Then came the Army surveyors, closely followed by Kojima Usui and Okano Kinjirō in 1902. Their ascent led to a fateful meeting with Weston, who suggested to Kojima the idea of founding a Japanese Alpine Club. You could say that that Yari helped to shape the whole history of modern Japanese mountaineering. When it comes to stature and influence, Yari is every bit the peer of that other Matterhorn. Perhaps Weston wasn't so far off the mark to make that comparison.


One last move brought us up in front of the summit shrine, a lineal descendant of the one to which Kato Buntaro presented his business card one cloudy August day in 1926. Nobody raised a triple ‘banzai’, though Allan and I may have so far forgotten ourselves as to shake hands. Above us the sky was blue, yet veil cloud was already stealing up from the south.
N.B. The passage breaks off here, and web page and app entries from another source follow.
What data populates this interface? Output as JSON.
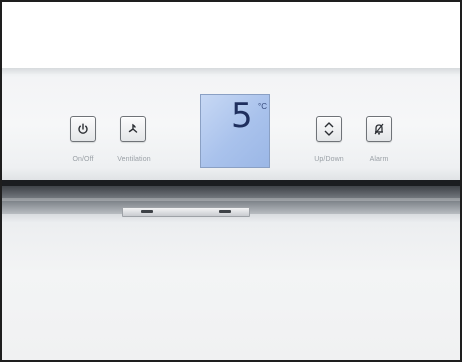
{
  "panel": {
    "buttons": [
      {
        "id": "onoff",
        "label": "On/Off",
        "icon": "power-icon"
      },
      {
        "id": "ventilation",
        "label": "Ventilation",
        "icon": "fan-icon"
      },
      {
        "id": "updown",
        "label": "Up/Down",
        "icon": "up-down-arrows-icon"
      },
      {
        "id": "alarm",
        "label": "Alarm",
        "icon": "bell-off-icon"
      }
    ],
    "display": {
      "temperature": "5",
      "unit": "°C"
    }
  },
  "colors": {
    "frame": "#1e1e1e",
    "lcd_background": "#a9c2ec",
    "lcd_digit": "#1f2f5e",
    "key_border": "#6f7378",
    "label_text": "#9aa0a6"
  }
}
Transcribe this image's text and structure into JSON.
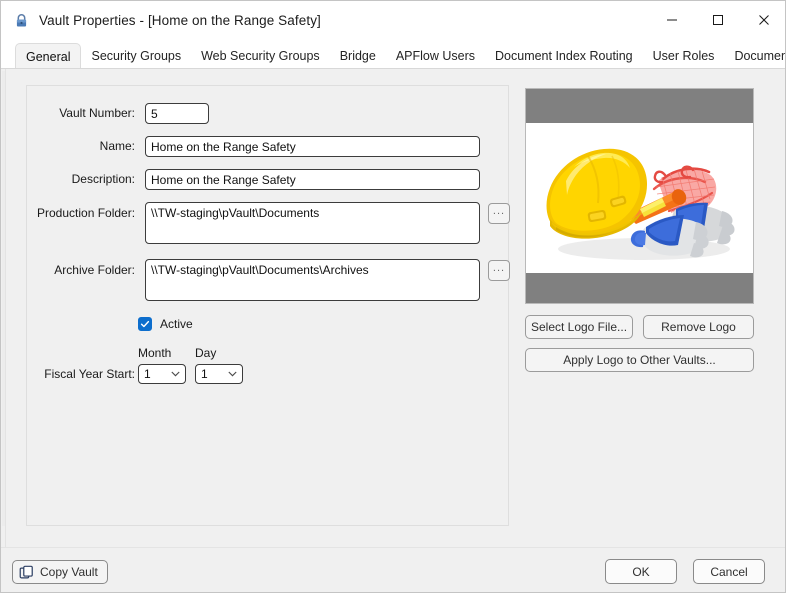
{
  "window": {
    "title": "Vault Properties - [Home on the Range Safety]",
    "icon": "lock-icon",
    "controls": {
      "minimize": "minimize-icon",
      "maximize": "maximize-icon",
      "close": "close-icon"
    }
  },
  "tabs": [
    {
      "label": "General",
      "active": true
    },
    {
      "label": "Security Groups",
      "active": false
    },
    {
      "label": "Web Security Groups",
      "active": false
    },
    {
      "label": "Bridge",
      "active": false
    },
    {
      "label": "APFlow Users",
      "active": false
    },
    {
      "label": "Document Index Routing",
      "active": false
    },
    {
      "label": "User Roles",
      "active": false
    },
    {
      "label": "Document Publishing",
      "active": false
    }
  ],
  "form": {
    "vault_number": {
      "label": "Vault Number:",
      "value": "5"
    },
    "name": {
      "label": "Name:",
      "value": "Home on the Range Safety"
    },
    "description": {
      "label": "Description:",
      "value": "Home on the Range Safety"
    },
    "production_folder": {
      "label": "Production Folder:",
      "value": "\\\\TW-staging\\pVault\\Documents",
      "browse_label": "..."
    },
    "archive_folder": {
      "label": "Archive Folder:",
      "value": "\\\\TW-staging\\pVault\\Documents\\Archives",
      "browse_label": "..."
    },
    "active": {
      "label": "Active",
      "checked": true
    },
    "fiscal_year_start": {
      "label": "Fiscal Year Start:",
      "month_header": "Month",
      "day_header": "Day",
      "month_value": "1",
      "day_value": "1"
    }
  },
  "logo_panel": {
    "image_alt": "safety-equipment-hard-hat-gloves-cone",
    "select_logo_label": "Select Logo File...",
    "remove_logo_label": "Remove Logo",
    "apply_logo_label": "Apply Logo to Other Vaults..."
  },
  "footer": {
    "copy_vault_label": "Copy Vault",
    "ok_label": "OK",
    "cancel_label": "Cancel"
  },
  "colors": {
    "accent": "#0d6ecd",
    "titlebar_bg": "#ffffff",
    "dialog_bg": "#f0f0f0",
    "logo_matte": "#808080",
    "hardhat_yellow": "#f5c400",
    "cone_orange": "#f47216",
    "glove_blue": "#2a59c4",
    "mesh_red": "#ee3b3b"
  }
}
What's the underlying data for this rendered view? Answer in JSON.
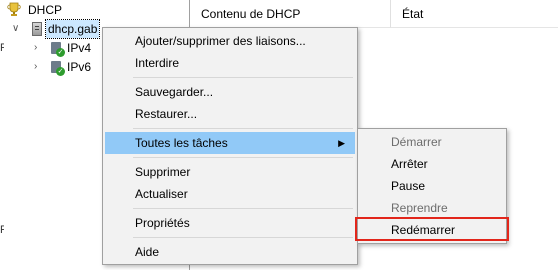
{
  "tree": {
    "root_label": "DHCP",
    "server_label": "dhcp.gab",
    "ipv4_label": "IPv4",
    "ipv6_label": "IPv6",
    "edge_glyphs": [
      "R",
      "F"
    ]
  },
  "list": {
    "columns": [
      "Contenu de DHCP",
      "État"
    ]
  },
  "context_menu": {
    "items": [
      "Ajouter/supprimer des liaisons...",
      "Interdire",
      "Sauvegarder...",
      "Restaurer...",
      "Toutes les tâches",
      "Supprimer",
      "Actualiser",
      "Propriétés",
      "Aide"
    ],
    "highlighted": "Toutes les tâches"
  },
  "submenu": {
    "items": [
      {
        "label": "Démarrer",
        "enabled": false
      },
      {
        "label": "Arrêter",
        "enabled": true
      },
      {
        "label": "Pause",
        "enabled": true
      },
      {
        "label": "Reprendre",
        "enabled": false
      },
      {
        "label": "Redémarrer",
        "enabled": true
      }
    ],
    "emphasized": "Redémarrer",
    "emphasis_color": "#e2261b"
  },
  "colors": {
    "menu_highlight": "#91c9f7",
    "selection": "#cce8ff"
  }
}
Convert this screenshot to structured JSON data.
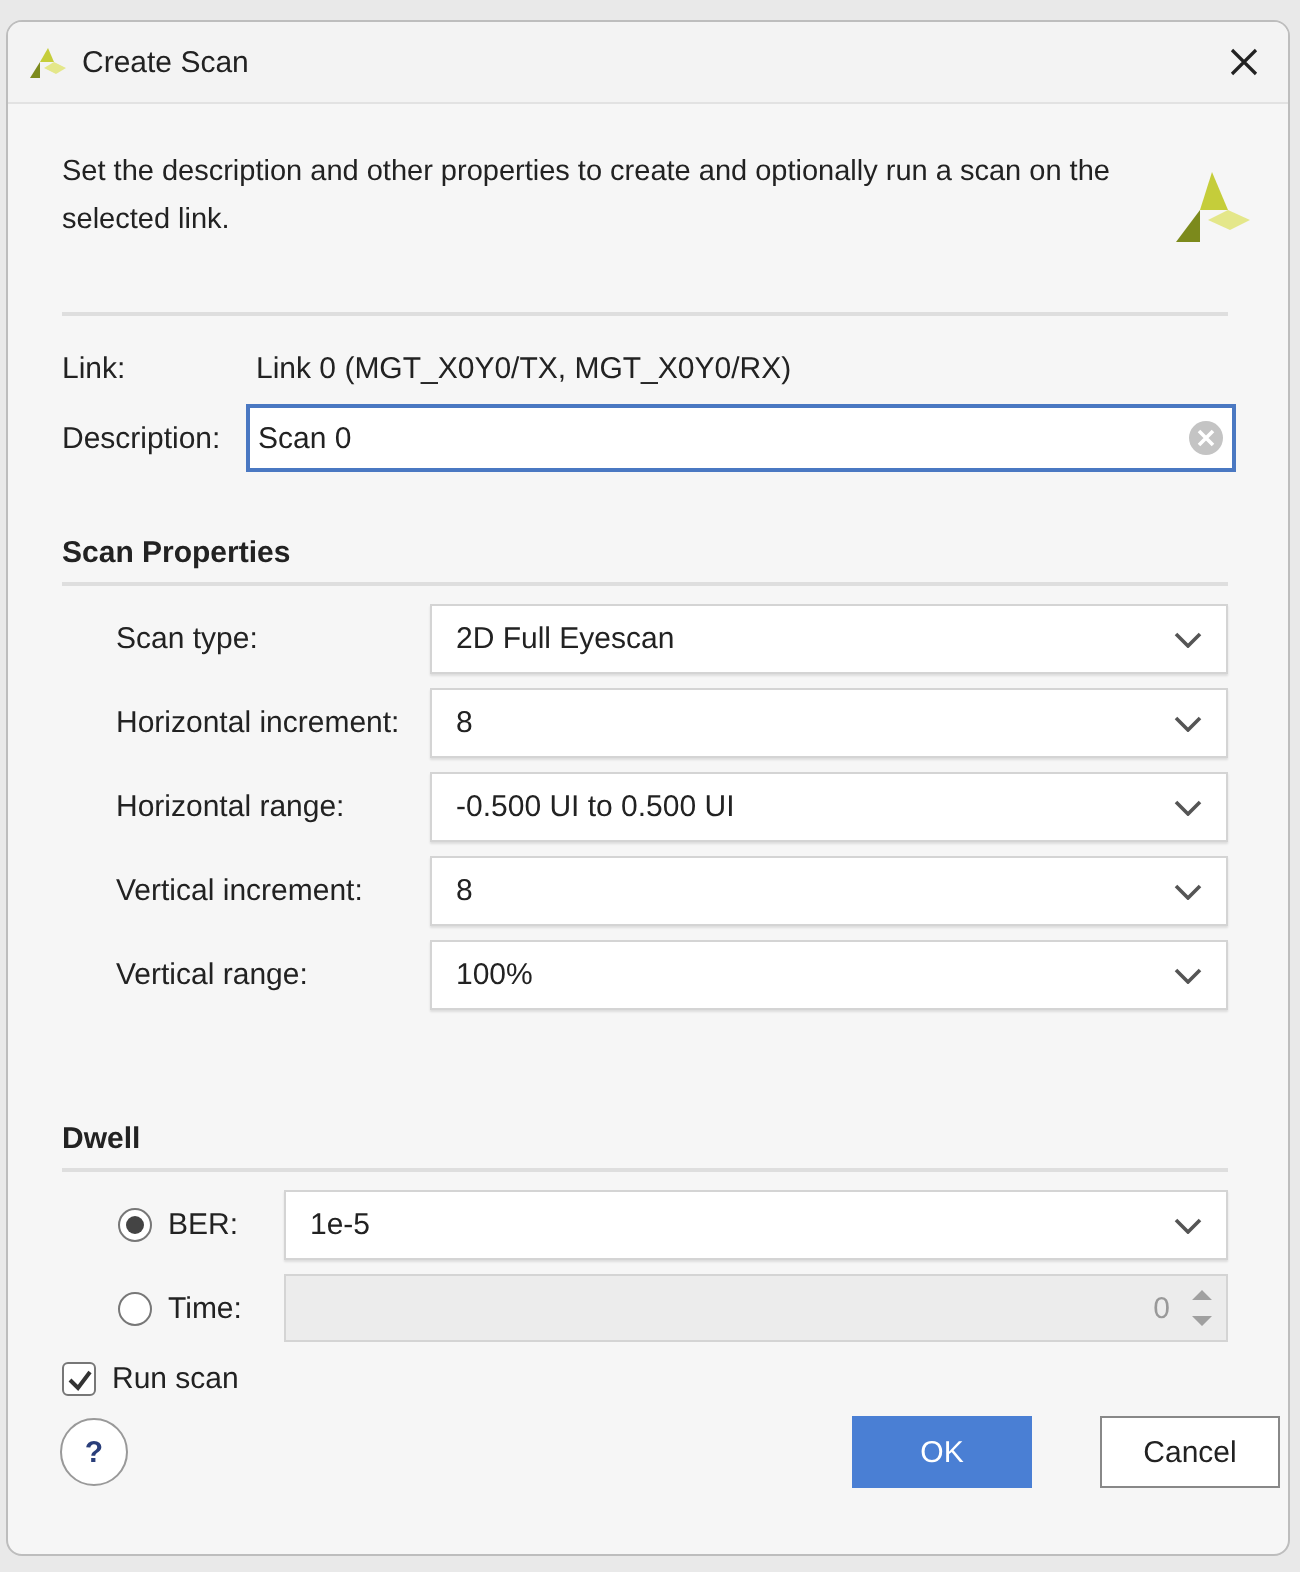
{
  "window": {
    "title": "Create Scan"
  },
  "intro": "Set the description and other properties to create and optionally run a scan on the selected link.",
  "link": {
    "label": "Link:",
    "value": "Link 0 (MGT_X0Y0/TX, MGT_X0Y0/RX)"
  },
  "description": {
    "label": "Description:",
    "value": "Scan 0"
  },
  "scan_properties": {
    "title": "Scan Properties",
    "fields": [
      {
        "label": "Scan type:",
        "value": "2D Full Eyescan"
      },
      {
        "label": "Horizontal increment:",
        "value": "8"
      },
      {
        "label": "Horizontal range:",
        "value": "-0.500 UI to 0.500 UI"
      },
      {
        "label": "Vertical increment:",
        "value": "8"
      },
      {
        "label": "Vertical range:",
        "value": "100%"
      }
    ]
  },
  "dwell": {
    "title": "Dwell",
    "options": [
      {
        "label": "BER:",
        "selected": true,
        "kind": "dropdown",
        "value": "1e-5",
        "disabled": false
      },
      {
        "label": "Time:",
        "selected": false,
        "kind": "spinner",
        "value": "0",
        "disabled": true
      }
    ]
  },
  "run_scan": {
    "label": "Run scan",
    "checked": true
  },
  "buttons": [
    {
      "label": "?",
      "kind": "help"
    },
    {
      "label": "OK",
      "kind": "primary"
    },
    {
      "label": "Cancel",
      "kind": "secondary"
    }
  ]
}
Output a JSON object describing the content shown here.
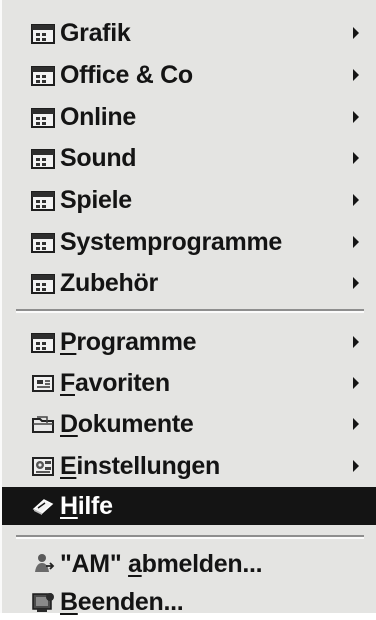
{
  "menu": {
    "groups": [
      {
        "label": "Grafik",
        "icon": "program-group-icon",
        "submenu": true
      },
      {
        "label": "Office & Co",
        "icon": "program-group-icon",
        "submenu": true
      },
      {
        "label": "Online",
        "icon": "program-group-icon",
        "submenu": true
      },
      {
        "label": "Sound",
        "icon": "program-group-icon",
        "submenu": true
      },
      {
        "label": "Spiele",
        "icon": "program-group-icon",
        "submenu": true
      },
      {
        "label": "Systemprogramme",
        "icon": "program-group-icon",
        "submenu": true
      },
      {
        "label": "Zubehör",
        "icon": "program-group-icon",
        "submenu": true
      }
    ],
    "main": [
      {
        "mnemonic": "P",
        "rest": "rogramme",
        "icon": "programs-icon",
        "submenu": true
      },
      {
        "mnemonic": "F",
        "rest": "avoriten",
        "icon": "favorites-icon",
        "submenu": true
      },
      {
        "mnemonic": "D",
        "rest": "okumente",
        "icon": "documents-icon",
        "submenu": true
      },
      {
        "mnemonic": "E",
        "rest": "instellungen",
        "icon": "settings-icon",
        "submenu": true
      },
      {
        "mnemonic": "H",
        "rest": "ilfe",
        "icon": "help-icon",
        "submenu": false,
        "highlighted": true
      }
    ],
    "logoff": {
      "prefix": "\"AM\" ",
      "mnemonic": "a",
      "rest": "bmelden...",
      "icon": "logoff-icon"
    },
    "shutdown": {
      "mnemonic": "B",
      "rest": "eenden...",
      "icon": "shutdown-icon"
    }
  },
  "colors": {
    "menu_bg": "#e4e4e2",
    "highlight_bg": "#141414",
    "folder": "#2e2e2e"
  }
}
References

Katō Buntarō, Tandokko (単独行)

See also Manifesto of a solo mountaineer

Photos of Katō Buntarō and his era are from 目で見る日本登山史, 山と溪谷社 (編集) (Yama-to-Keikoku-sha: Illustrated History of Japanese Mountaineering)

Envoy

Just as everyone wants to climb Fuji once, so anyone with a passing interest in mountaineering has to do Yari-ga-take. In the old days, one might say, Fuji was the summit of ambition, but the focus of modern mountaineering has now shifted to Yari. (Fukada Kyūya, Nihon Hyakumeizan)